Task prompt –
Tally every line of the material where "myshape" occurs, then write the total by itself.

Records for this task –

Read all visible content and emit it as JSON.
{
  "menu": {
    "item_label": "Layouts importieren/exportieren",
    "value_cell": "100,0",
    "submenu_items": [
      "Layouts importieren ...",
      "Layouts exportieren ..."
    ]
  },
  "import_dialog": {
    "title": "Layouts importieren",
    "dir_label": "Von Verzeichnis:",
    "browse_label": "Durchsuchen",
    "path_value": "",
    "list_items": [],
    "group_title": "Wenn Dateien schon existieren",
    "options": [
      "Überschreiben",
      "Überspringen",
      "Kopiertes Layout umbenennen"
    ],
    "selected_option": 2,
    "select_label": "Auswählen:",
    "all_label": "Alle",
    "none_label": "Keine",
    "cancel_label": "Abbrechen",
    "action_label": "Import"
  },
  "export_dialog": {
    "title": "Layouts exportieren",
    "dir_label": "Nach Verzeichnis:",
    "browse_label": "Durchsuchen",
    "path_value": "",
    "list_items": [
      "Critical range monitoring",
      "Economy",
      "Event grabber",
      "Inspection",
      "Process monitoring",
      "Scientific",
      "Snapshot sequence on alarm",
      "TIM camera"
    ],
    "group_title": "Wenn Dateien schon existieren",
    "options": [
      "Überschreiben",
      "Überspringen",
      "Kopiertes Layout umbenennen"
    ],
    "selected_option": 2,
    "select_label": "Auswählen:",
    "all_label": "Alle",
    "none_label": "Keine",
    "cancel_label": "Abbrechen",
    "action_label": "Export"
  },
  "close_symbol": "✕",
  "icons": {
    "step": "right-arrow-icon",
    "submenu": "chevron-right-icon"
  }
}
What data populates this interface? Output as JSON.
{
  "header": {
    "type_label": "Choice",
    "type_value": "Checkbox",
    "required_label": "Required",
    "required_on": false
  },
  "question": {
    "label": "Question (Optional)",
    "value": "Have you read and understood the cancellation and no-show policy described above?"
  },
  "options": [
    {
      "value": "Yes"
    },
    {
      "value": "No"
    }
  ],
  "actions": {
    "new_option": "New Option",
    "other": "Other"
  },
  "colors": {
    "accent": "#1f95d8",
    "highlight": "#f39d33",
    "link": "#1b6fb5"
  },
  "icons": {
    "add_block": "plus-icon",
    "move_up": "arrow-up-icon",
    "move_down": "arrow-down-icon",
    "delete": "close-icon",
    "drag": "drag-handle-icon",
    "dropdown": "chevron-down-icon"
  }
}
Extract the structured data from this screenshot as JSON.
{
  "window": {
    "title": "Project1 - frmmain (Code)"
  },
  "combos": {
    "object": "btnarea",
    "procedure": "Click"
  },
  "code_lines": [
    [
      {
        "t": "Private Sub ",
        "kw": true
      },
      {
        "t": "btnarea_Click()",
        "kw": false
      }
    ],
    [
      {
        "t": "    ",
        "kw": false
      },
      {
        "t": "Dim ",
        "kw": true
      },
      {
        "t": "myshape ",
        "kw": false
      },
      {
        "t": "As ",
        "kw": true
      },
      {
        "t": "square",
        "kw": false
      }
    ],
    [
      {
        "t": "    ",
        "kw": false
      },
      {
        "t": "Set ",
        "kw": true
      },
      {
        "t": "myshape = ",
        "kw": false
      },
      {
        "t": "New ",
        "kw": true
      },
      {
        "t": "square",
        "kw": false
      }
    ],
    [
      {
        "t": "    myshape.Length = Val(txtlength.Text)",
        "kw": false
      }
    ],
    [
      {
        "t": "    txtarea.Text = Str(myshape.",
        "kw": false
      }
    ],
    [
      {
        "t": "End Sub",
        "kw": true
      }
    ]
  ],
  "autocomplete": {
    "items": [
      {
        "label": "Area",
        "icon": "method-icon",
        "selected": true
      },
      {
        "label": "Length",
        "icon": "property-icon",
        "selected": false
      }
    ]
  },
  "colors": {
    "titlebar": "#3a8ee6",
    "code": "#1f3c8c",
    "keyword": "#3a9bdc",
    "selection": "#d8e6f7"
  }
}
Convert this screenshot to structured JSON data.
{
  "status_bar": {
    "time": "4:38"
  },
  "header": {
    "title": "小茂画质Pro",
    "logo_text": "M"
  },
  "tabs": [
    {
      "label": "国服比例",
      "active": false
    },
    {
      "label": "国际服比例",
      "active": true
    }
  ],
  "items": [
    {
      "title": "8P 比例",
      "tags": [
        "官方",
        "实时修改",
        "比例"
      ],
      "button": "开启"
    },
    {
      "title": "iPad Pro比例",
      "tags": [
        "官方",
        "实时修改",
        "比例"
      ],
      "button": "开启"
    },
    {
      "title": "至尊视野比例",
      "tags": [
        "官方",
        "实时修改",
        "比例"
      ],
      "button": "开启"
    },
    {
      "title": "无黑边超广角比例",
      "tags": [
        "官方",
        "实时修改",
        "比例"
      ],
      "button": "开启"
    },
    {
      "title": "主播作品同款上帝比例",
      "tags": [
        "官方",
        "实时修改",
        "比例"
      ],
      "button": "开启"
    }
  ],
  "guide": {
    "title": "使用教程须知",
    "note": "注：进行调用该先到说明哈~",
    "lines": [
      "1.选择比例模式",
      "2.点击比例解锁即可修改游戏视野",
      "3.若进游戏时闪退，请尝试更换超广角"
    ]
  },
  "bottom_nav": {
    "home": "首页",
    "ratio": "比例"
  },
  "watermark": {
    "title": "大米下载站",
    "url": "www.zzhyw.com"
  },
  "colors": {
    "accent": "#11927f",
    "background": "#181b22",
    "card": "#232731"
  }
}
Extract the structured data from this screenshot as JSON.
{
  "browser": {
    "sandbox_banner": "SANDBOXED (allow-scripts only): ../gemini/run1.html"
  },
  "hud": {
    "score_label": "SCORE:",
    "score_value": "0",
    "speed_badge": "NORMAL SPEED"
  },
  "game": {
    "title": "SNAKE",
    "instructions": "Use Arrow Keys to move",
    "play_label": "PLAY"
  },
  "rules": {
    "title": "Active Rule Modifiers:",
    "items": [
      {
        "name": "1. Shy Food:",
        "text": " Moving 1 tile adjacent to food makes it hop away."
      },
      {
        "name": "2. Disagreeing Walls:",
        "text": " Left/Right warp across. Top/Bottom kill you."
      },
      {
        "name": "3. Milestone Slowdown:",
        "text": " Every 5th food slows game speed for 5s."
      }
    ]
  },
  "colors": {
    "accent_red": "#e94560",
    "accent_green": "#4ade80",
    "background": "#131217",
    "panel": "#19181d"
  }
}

Answer space –
4